Repeat all the data exactly, and where a record holds a picture, leave that picture out.

● **Records**
=== Section Start ===

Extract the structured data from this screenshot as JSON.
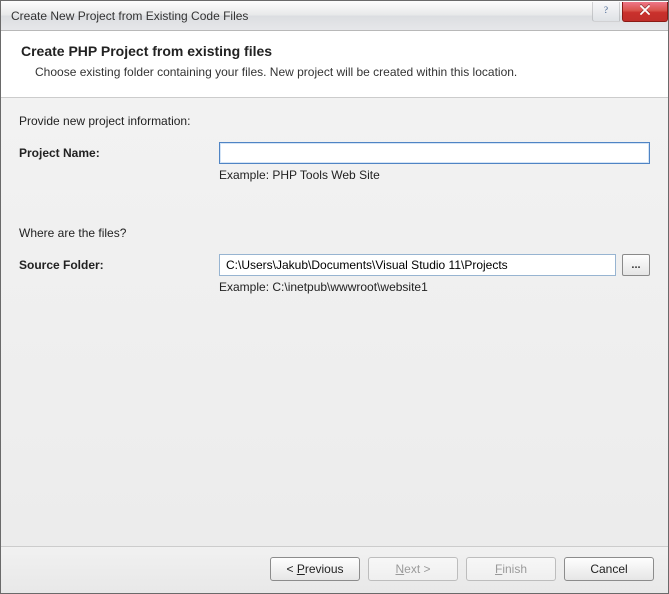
{
  "window": {
    "title": "Create New Project from Existing Code Files"
  },
  "header": {
    "title": "Create PHP Project from existing files",
    "subtitle": "Choose existing folder containing your files. New project will be created within this location."
  },
  "section1": {
    "label": "Provide new project information:"
  },
  "projectName": {
    "label": "Project Name:",
    "value": "",
    "example": "Example: PHP Tools Web Site"
  },
  "section2": {
    "label": "Where are the files?"
  },
  "sourceFolder": {
    "label": "Source Folder:",
    "value": "C:\\Users\\Jakub\\Documents\\Visual Studio 11\\Projects",
    "browse": "...",
    "example": "Example: C:\\inetpub\\wwwroot\\website1"
  },
  "footer": {
    "previous_pre": "< ",
    "previous_accel": "P",
    "previous_post": "revious",
    "next_accel": "N",
    "next_post": "ext >",
    "finish_accel": "F",
    "finish_post": "inish",
    "cancel": "Cancel"
  }
}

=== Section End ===

● **Finished task**
Extract the structured data from this screenshot as JSON.
{
  "window": {
    "title": "Create New Project from Existing Code Files"
  },
  "header": {
    "title": "Create PHP Project from existing files",
    "subtitle": "Choose existing folder containing your files. New project will be created within this location."
  },
  "section1": {
    "label": "Provide new project information:"
  },
  "projectName": {
    "label": "Project Name:",
    "value": "",
    "example": "Example: PHP Tools Web Site"
  },
  "section2": {
    "label": "Where are the files?"
  },
  "sourceFolder": {
    "label": "Source Folder:",
    "value": "C:\\Users\\Jakub\\Documents\\Visual Studio 11\\Projects",
    "browse": "...",
    "example": "Example: C:\\inetpub\\wwwroot\\website1"
  },
  "footer": {
    "previous_pre": "< ",
    "previous_accel": "P",
    "previous_post": "revious",
    "next_accel": "N",
    "next_post": "ext >",
    "finish_accel": "F",
    "finish_post": "inish",
    "cancel": "Cancel"
  }
}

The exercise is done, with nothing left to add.